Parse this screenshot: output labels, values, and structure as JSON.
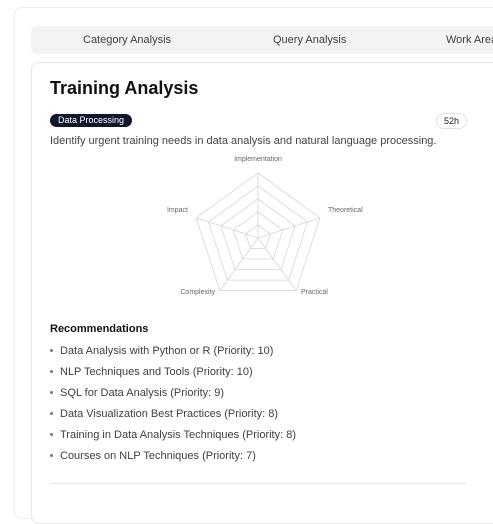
{
  "tabs": [
    {
      "label": "Category Analysis"
    },
    {
      "label": "Query Analysis"
    },
    {
      "label": "Work Area"
    }
  ],
  "card": {
    "title": "Training Analysis",
    "tag": "Data Processing",
    "duration": "52h",
    "description": "Identify urgent training needs in data analysis and natural language processing."
  },
  "radar": {
    "axes": [
      "Implementation",
      "Theoretical",
      "Practical",
      "Complexity",
      "Impact"
    ],
    "grid_levels": 5,
    "grid_color": "#d6d6d6"
  },
  "recommendations": {
    "heading": "Recommendations",
    "items": [
      "Data Analysis with Python or R (Priority: 10)",
      "NLP Techniques and Tools (Priority: 10)",
      "SQL for Data Analysis (Priority: 9)",
      "Data Visualization Best Practices (Priority: 8)",
      "Training in Data Analysis Techniques (Priority: 8)",
      "Courses on NLP Techniques (Priority: 7)"
    ]
  }
}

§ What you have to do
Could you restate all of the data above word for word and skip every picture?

§ Response for this exercise
Parse this screenshot: output labels, values, and structure as JSON.
{
  "tabs": [
    {
      "label": "Category Analysis"
    },
    {
      "label": "Query Analysis"
    },
    {
      "label": "Work Area"
    }
  ],
  "card": {
    "title": "Training Analysis",
    "tag": "Data Processing",
    "duration": "52h",
    "description": "Identify urgent training needs in data analysis and natural language processing."
  },
  "radar": {
    "axes": [
      "Implementation",
      "Theoretical",
      "Practical",
      "Complexity",
      "Impact"
    ],
    "grid_levels": 5,
    "grid_color": "#d6d6d6"
  },
  "recommendations": {
    "heading": "Recommendations",
    "items": [
      "Data Analysis with Python or R (Priority: 10)",
      "NLP Techniques and Tools (Priority: 10)",
      "SQL for Data Analysis (Priority: 9)",
      "Data Visualization Best Practices (Priority: 8)",
      "Training in Data Analysis Techniques (Priority: 8)",
      "Courses on NLP Techniques (Priority: 7)"
    ]
  }
}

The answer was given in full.